## [What to produce]
Across the following data, how many lines include the string "Call"? Reply with the number and nothing more.

Raw data: Begin

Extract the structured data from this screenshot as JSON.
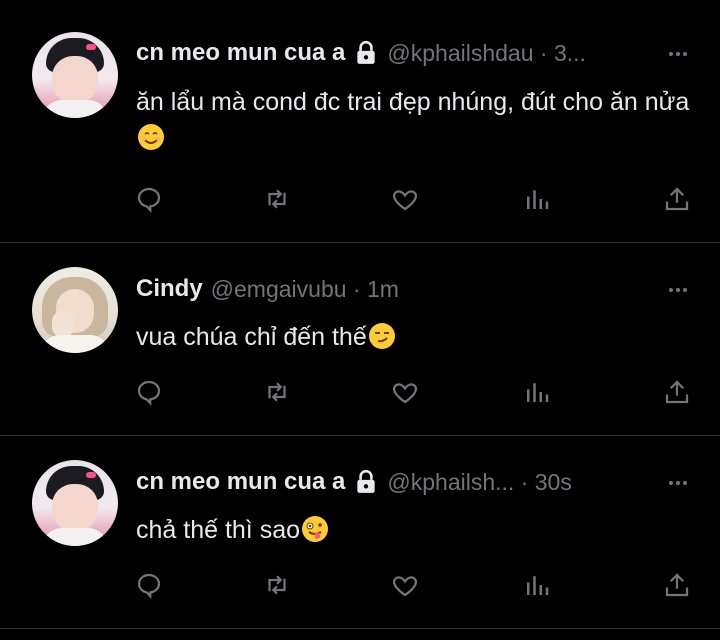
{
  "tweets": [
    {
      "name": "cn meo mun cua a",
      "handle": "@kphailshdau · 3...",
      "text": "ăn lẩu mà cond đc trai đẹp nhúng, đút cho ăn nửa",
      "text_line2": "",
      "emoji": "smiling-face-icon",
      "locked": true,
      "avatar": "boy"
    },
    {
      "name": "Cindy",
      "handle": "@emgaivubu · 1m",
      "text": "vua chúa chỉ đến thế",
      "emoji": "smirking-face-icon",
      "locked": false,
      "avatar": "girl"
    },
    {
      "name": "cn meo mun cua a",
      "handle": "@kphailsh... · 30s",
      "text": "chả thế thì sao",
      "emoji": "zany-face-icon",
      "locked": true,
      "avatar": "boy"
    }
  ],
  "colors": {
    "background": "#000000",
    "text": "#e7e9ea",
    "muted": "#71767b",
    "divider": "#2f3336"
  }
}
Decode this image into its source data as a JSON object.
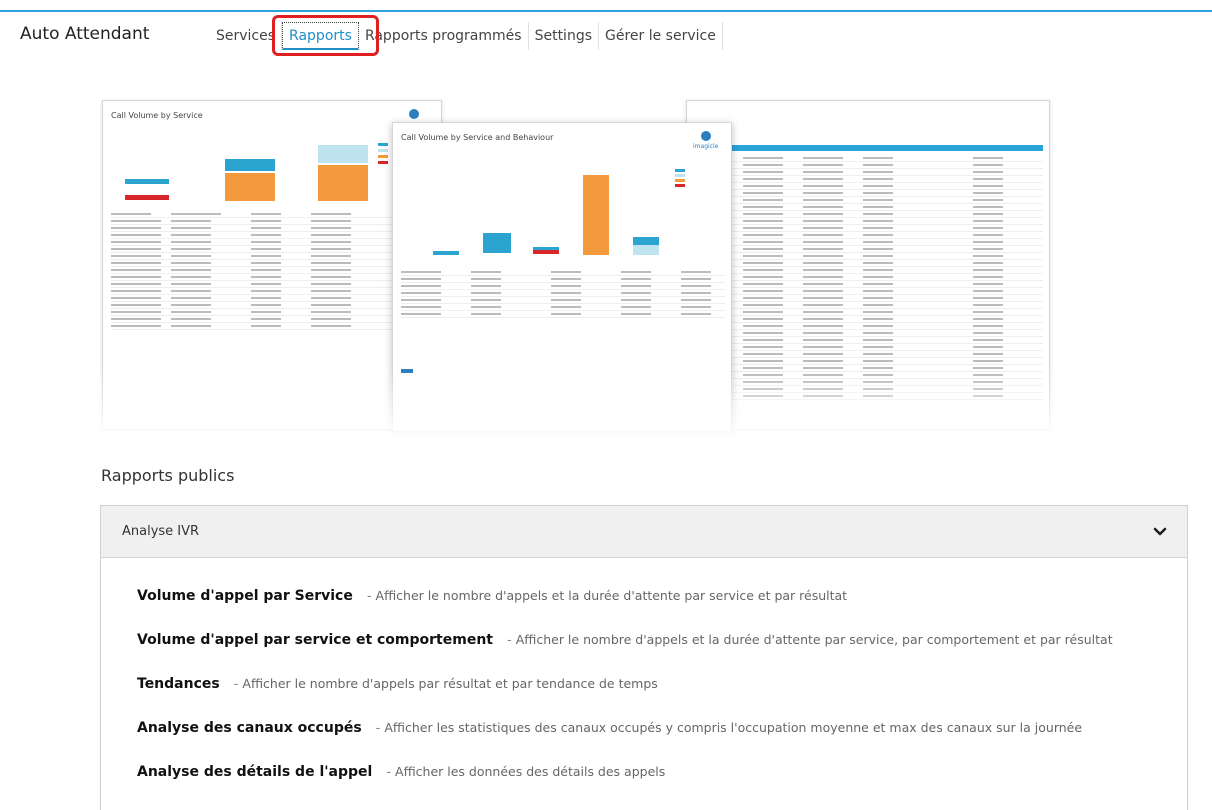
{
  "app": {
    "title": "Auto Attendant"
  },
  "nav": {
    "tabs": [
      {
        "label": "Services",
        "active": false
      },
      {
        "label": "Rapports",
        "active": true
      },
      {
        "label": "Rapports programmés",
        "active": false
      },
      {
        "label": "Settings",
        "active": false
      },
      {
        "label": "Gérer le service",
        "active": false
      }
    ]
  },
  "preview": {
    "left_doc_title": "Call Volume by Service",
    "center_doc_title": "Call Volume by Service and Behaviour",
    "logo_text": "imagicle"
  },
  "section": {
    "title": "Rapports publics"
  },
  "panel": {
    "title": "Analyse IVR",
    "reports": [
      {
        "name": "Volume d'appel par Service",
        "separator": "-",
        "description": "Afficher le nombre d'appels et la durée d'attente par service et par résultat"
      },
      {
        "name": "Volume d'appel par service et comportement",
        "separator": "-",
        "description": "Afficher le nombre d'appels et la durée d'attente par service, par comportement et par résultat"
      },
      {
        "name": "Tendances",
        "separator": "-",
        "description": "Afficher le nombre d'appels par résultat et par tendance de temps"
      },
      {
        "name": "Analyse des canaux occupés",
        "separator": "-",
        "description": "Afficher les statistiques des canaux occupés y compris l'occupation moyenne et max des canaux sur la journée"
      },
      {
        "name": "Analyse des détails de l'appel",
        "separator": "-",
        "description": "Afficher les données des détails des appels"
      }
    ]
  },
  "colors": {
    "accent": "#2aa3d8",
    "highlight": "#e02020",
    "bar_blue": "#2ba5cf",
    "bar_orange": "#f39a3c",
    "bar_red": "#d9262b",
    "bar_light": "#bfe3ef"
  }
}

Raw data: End
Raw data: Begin

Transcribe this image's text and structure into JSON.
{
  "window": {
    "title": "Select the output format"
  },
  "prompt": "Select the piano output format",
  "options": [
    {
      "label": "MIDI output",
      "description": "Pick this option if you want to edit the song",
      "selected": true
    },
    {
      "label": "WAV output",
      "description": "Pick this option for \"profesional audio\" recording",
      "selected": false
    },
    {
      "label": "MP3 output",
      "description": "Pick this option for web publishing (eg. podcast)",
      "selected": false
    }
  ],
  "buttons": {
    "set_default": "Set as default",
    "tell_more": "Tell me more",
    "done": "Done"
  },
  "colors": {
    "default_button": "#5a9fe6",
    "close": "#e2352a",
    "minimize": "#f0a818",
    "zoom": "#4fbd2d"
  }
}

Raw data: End
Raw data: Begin

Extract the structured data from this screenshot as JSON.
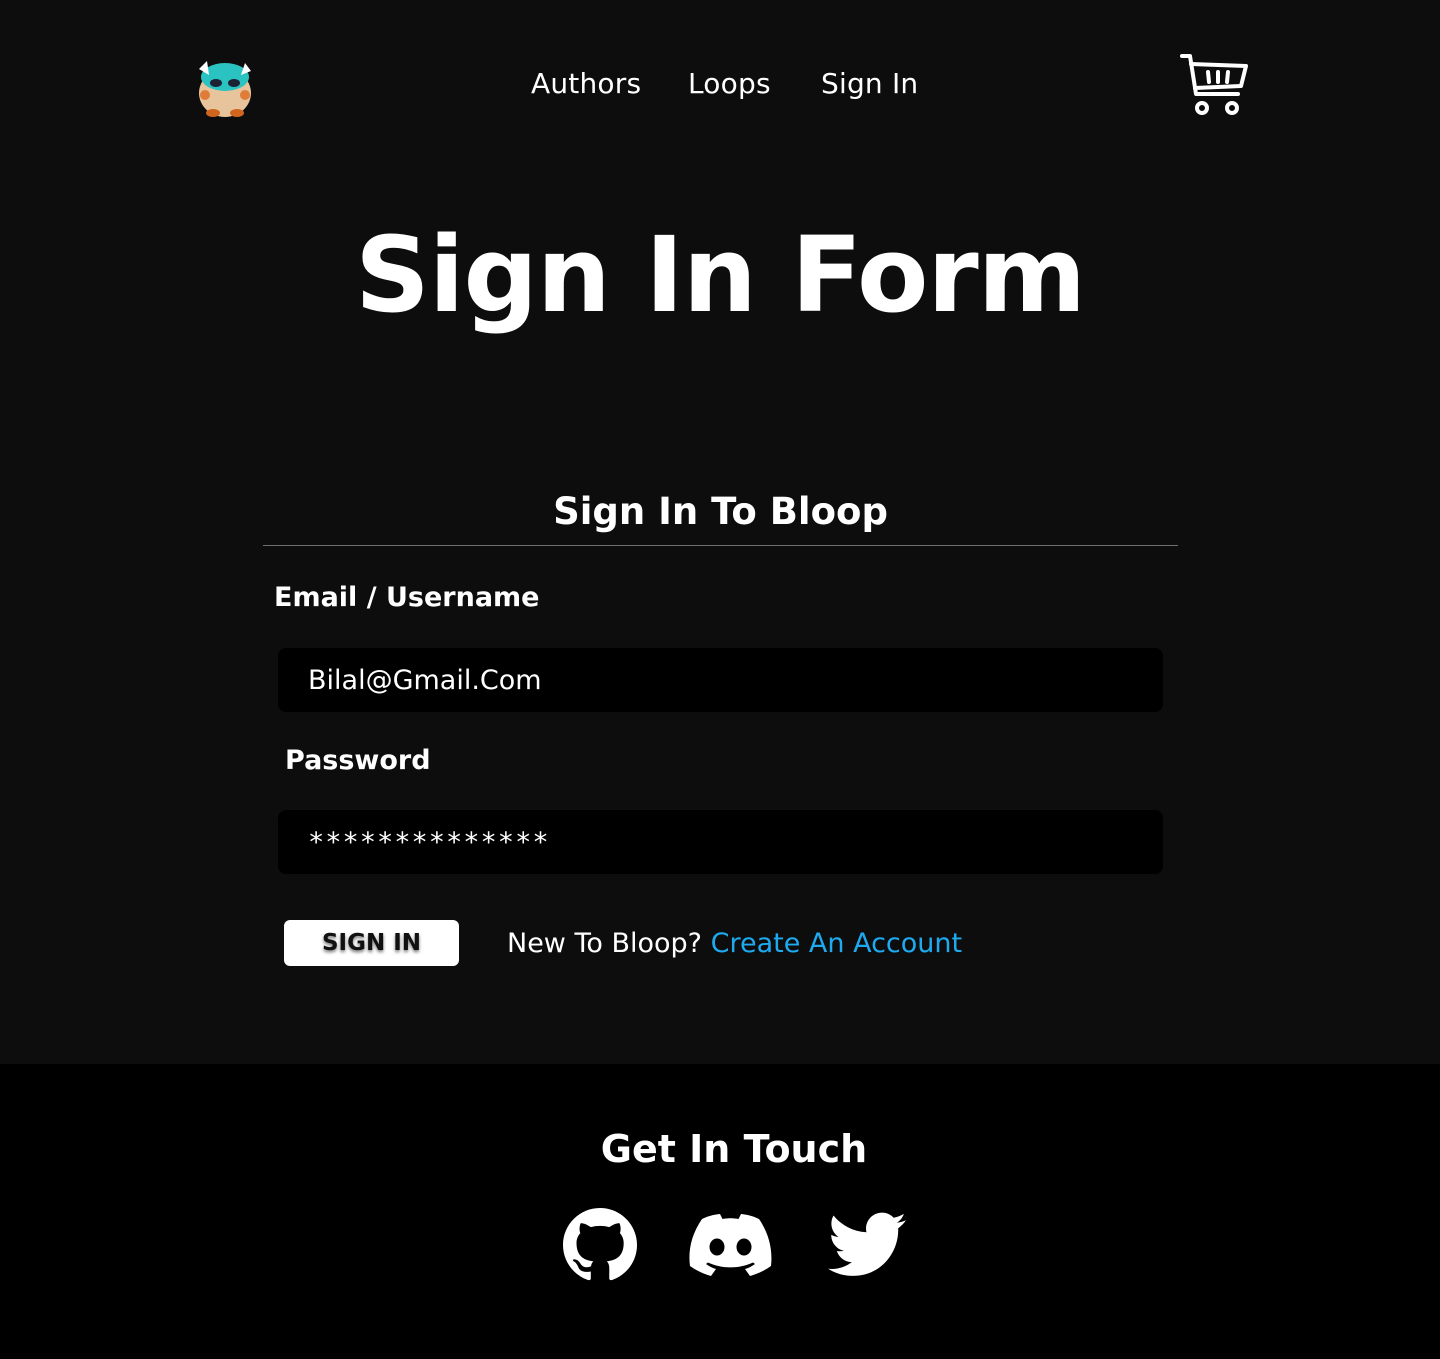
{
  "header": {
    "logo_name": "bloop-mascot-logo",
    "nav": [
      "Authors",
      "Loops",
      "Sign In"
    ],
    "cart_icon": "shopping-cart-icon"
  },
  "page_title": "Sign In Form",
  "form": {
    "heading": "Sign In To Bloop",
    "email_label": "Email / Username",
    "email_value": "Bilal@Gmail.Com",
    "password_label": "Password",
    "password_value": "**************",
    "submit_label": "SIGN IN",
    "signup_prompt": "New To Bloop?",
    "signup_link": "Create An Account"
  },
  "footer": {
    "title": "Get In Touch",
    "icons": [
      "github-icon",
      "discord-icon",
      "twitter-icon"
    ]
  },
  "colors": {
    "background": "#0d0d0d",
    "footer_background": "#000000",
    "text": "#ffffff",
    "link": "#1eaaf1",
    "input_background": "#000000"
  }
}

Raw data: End

## [Output below]
2